French judge Jean-Louis Bruguière ignored key elements that could have led to the conclusion that former Rwandan president Juvenal Habyarimana was killed by members of his camp, during the former’s investigation into the 1994 fatal attack on the president’s plane, an inquiry by two Belgian journalists has concluded.
The journalists, Catherine Lorsignol of Belgian RTBF television, and Philippe Brewaeys of Le Soir magazine, argue that the omission was apparently intended to cover up France’s role in the Genocide against the Tutsi, which claimed the lives of at least a million people in a space of 100 days.
Findings of their joint inquiry, contained in a book and documentary film, are expected to be released early this month.
The journalists concluded that Bruguière acted out of the urge by some members of the French security apparatus such as intelligence officials, military officials, and politicians to cover up their links with the former genocidal regime in Rwanda and their subsequent role in the Genocide.
In 2006, ex-anti-terrorism judge Bruguière (top) accused members of the current government in Rwanda of involvement in the assassination of Habyarimana and his Burundian counterpart, Cyprien Ntaryamira, and issued arrest warrants against the accused based on the findings of his controversial investigation.
For Lorsignol, the French manipulation of the facts of the downing of the plane had started right after the plane was shot down and the French judge’s flawed probe was a continuation of that “intoxication” of the public opinion.
“I think there are two hypotheses; either there is an active French complicity in the attack (of the former president), or the proximity of France with authors of the attack and the (subsequent) genocide incited her to blur tracks in the benefit of her allies,” she concluded.
The journalist’s film, Rwanda. Une intoxication française (French for, Rwanda. A French intoxication), will be first broadcast on Canal+ television on April 8 and RTBF on April 10. The book, entitled, Rwanda 1994, Noirs et Blancs menteurs (Rwanda 1994, Black and White Liars), was authored by Philippe Brewaeys and will hit shelves on Saturday.

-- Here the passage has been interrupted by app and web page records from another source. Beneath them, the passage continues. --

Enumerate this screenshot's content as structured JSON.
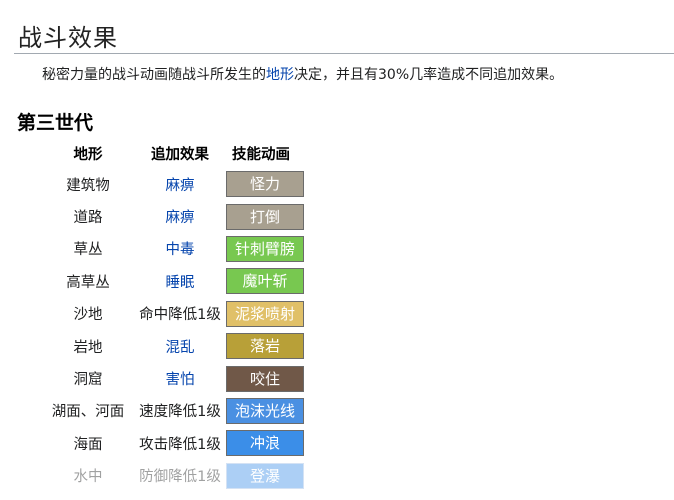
{
  "page": {
    "title": "战斗效果",
    "intro_before": "秘密力量的战斗动画随战斗所发生的",
    "intro_link": "地形",
    "intro_after": "决定，并且有30%几率造成不同追加效果。"
  },
  "section": {
    "heading": "第三世代"
  },
  "table": {
    "headers": [
      "地形",
      "追加效果",
      "技能动画"
    ],
    "rows": [
      {
        "terrain": "建筑物",
        "effect": "麻痹",
        "effect_is_link": true,
        "move": "怪力",
        "color": "#a8a090"
      },
      {
        "terrain": "道路",
        "effect": "麻痹",
        "effect_is_link": true,
        "move": "打倒",
        "color": "#a8a090"
      },
      {
        "terrain": "草丛",
        "effect": "中毒",
        "effect_is_link": true,
        "move": "针刺臂膀",
        "color": "#78c850"
      },
      {
        "terrain": "高草丛",
        "effect": "睡眠",
        "effect_is_link": true,
        "move": "魔叶斩",
        "color": "#78c850"
      },
      {
        "terrain": "沙地",
        "effect": "命中降低1级",
        "effect_is_link": false,
        "move": "泥浆喷射",
        "color": "#e0c068"
      },
      {
        "terrain": "岩地",
        "effect": "混乱",
        "effect_is_link": true,
        "move": "落岩",
        "color": "#b8a038"
      },
      {
        "terrain": "洞窟",
        "effect": "害怕",
        "effect_is_link": true,
        "move": "咬住",
        "color": "#705848"
      },
      {
        "terrain": "湖面、河面",
        "effect": "速度降低1级",
        "effect_is_link": false,
        "move": "泡沫光线",
        "color": "#4a90e2"
      },
      {
        "terrain": "海面",
        "effect": "攻击降低1级",
        "effect_is_link": false,
        "move": "冲浪",
        "color": "#3b8ee8"
      },
      {
        "terrain": "水中",
        "effect": "防御降低1级",
        "effect_is_link": false,
        "move": "登瀑",
        "color": "#3b8ee8",
        "faded": true
      }
    ]
  }
}
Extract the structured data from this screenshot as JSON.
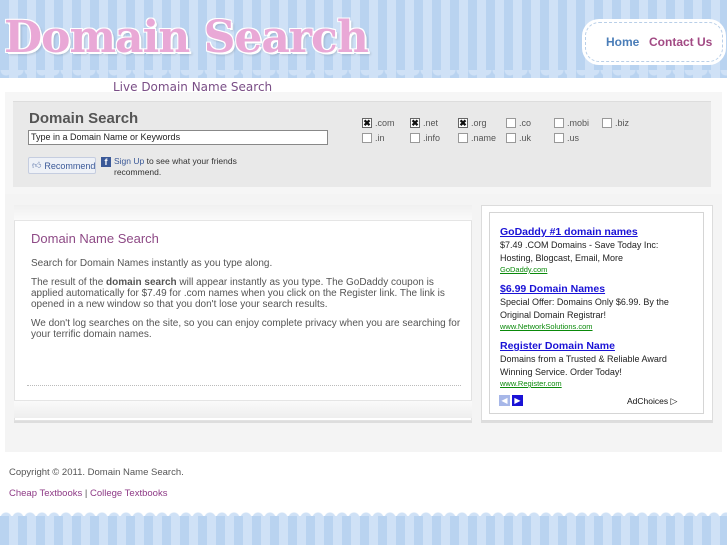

Brewaeys’ Black and White Liars criticises the judge for undertaking his probe with a predetermined position to accuse senior officials of the current government in Rwanda of downing the Habyarimana’s Falcon 50 plane despite several documented evidence that the then Rwanda Patriotic Front fighters had no access to the area where missiles that downed the plane were shot from.
Place of launch
In his book, Brewaeys shows how reports by Belgian military intelligence officials, who were dispatched in Rwanda in April 1994, had already said “shots responsible for the accident (rockets or ground-air missiles) had come from around the Kanombe Military Camp, which was under the tight control of Habyarimana’s troops.
Current French anti-terrorist judges Marc Trévidic and Nathalie Poux, who replaced Bruguière on the plane crash file, have also identified Kanombe Barracks as the launch site of the missiles that brought down the former president’s plane.
The plane was shot down as it approached Kigali International Airport as Habyarimana returned from Tanzania.
“My intimate conviction is that this was a Franco-Rwandan affair destined to ruin the Arusha agreements. For extremists, these agreements meant the takeover of power in the medium term by Tutsis. They absolutely didn’t want them,” Brewaeys’ upcoming book quotes colonel André Vincent of the Belgian military intelligence, SGRS, as having told a Belgian military court in May, 1994.
The latest revelations and judges Trévidic and Poux’s findings corroborate the conclusions of Rwanda’s 2009 inquiry—by a panel led by former Chief Justice Jean Mutsinzi—into the attack.
A French court last month rejected a petition by Habyarimana’s widow, Agathe, challenging the findings of judges Trévidic and Poux’s investigation.